(Data about app and page elements)

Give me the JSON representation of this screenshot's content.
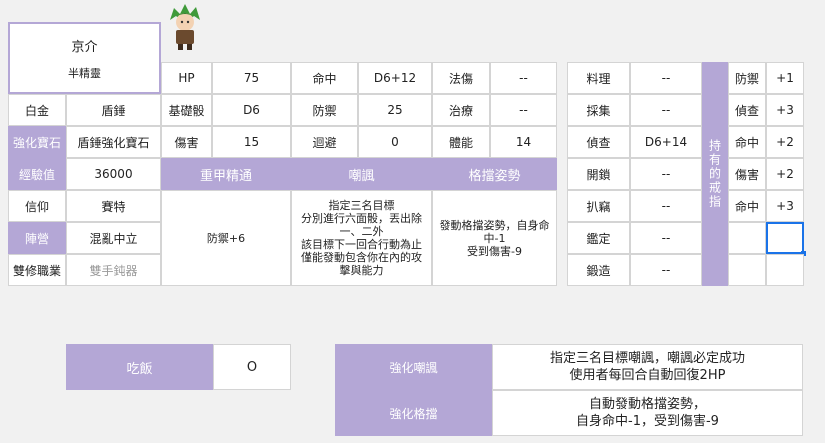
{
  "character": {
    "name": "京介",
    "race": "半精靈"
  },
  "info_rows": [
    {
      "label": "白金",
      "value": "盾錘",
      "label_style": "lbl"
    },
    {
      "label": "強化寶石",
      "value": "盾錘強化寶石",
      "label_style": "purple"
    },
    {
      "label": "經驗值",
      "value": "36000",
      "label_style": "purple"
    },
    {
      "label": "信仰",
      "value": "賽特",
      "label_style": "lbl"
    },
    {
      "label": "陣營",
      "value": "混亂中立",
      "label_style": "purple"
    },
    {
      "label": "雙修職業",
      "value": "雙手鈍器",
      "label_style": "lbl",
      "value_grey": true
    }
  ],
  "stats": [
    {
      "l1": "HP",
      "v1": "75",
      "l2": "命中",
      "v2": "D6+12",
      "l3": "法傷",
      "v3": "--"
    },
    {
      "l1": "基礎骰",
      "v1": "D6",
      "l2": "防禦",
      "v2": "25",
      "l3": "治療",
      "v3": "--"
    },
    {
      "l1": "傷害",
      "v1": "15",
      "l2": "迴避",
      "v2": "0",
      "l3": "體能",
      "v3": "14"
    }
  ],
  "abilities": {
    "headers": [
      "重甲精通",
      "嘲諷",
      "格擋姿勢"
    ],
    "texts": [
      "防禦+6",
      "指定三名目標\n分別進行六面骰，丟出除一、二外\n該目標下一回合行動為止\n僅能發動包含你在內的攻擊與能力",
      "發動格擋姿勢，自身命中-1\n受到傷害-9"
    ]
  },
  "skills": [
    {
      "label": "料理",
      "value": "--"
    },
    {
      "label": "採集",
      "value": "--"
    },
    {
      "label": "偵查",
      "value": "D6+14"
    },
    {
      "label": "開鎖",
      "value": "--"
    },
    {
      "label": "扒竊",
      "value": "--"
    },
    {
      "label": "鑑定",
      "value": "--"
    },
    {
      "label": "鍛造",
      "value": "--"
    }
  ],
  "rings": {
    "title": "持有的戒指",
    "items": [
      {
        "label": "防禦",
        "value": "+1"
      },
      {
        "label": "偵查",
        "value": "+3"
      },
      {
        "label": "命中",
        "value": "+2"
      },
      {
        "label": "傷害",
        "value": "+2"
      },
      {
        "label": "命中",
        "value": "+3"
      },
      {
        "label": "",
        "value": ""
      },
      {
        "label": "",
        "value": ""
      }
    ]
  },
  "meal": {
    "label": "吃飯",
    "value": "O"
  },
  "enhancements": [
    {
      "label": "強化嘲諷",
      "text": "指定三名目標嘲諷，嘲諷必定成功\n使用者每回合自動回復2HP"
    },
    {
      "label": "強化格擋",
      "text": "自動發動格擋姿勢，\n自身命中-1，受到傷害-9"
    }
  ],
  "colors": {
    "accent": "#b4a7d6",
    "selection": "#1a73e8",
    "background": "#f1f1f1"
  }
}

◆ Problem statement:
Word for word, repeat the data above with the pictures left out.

◆ Result of the task:
Give me the JSON representation of this screenshot's content.
{
  "character": {
    "name": "京介",
    "race": "半精靈"
  },
  "info_rows": [
    {
      "label": "白金",
      "value": "盾錘",
      "label_style": "lbl"
    },
    {
      "label": "強化寶石",
      "value": "盾錘強化寶石",
      "label_style": "purple"
    },
    {
      "label": "經驗值",
      "value": "36000",
      "label_style": "purple"
    },
    {
      "label": "信仰",
      "value": "賽特",
      "label_style": "lbl"
    },
    {
      "label": "陣營",
      "value": "混亂中立",
      "label_style": "purple"
    },
    {
      "label": "雙修職業",
      "value": "雙手鈍器",
      "label_style": "lbl",
      "value_grey": true
    }
  ],
  "stats": [
    {
      "l1": "HP",
      "v1": "75",
      "l2": "命中",
      "v2": "D6+12",
      "l3": "法傷",
      "v3": "--"
    },
    {
      "l1": "基礎骰",
      "v1": "D6",
      "l2": "防禦",
      "v2": "25",
      "l3": "治療",
      "v3": "--"
    },
    {
      "l1": "傷害",
      "v1": "15",
      "l2": "迴避",
      "v2": "0",
      "l3": "體能",
      "v3": "14"
    }
  ],
  "abilities": {
    "headers": [
      "重甲精通",
      "嘲諷",
      "格擋姿勢"
    ],
    "texts": [
      "防禦+6",
      "指定三名目標\n分別進行六面骰，丟出除一、二外\n該目標下一回合行動為止\n僅能發動包含你在內的攻擊與能力",
      "發動格擋姿勢，自身命中-1\n受到傷害-9"
    ]
  },
  "skills": [
    {
      "label": "料理",
      "value": "--"
    },
    {
      "label": "採集",
      "value": "--"
    },
    {
      "label": "偵查",
      "value": "D6+14"
    },
    {
      "label": "開鎖",
      "value": "--"
    },
    {
      "label": "扒竊",
      "value": "--"
    },
    {
      "label": "鑑定",
      "value": "--"
    },
    {
      "label": "鍛造",
      "value": "--"
    }
  ],
  "rings": {
    "title": "持有的戒指",
    "items": [
      {
        "label": "防禦",
        "value": "+1"
      },
      {
        "label": "偵查",
        "value": "+3"
      },
      {
        "label": "命中",
        "value": "+2"
      },
      {
        "label": "傷害",
        "value": "+2"
      },
      {
        "label": "命中",
        "value": "+3"
      },
      {
        "label": "",
        "value": ""
      },
      {
        "label": "",
        "value": ""
      }
    ]
  },
  "meal": {
    "label": "吃飯",
    "value": "O"
  },
  "enhancements": [
    {
      "label": "強化嘲諷",
      "text": "指定三名目標嘲諷，嘲諷必定成功\n使用者每回合自動回復2HP"
    },
    {
      "label": "強化格擋",
      "text": "自動發動格擋姿勢，\n自身命中-1，受到傷害-9"
    }
  ],
  "colors": {
    "accent": "#b4a7d6",
    "selection": "#1a73e8",
    "background": "#f1f1f1"
  }
}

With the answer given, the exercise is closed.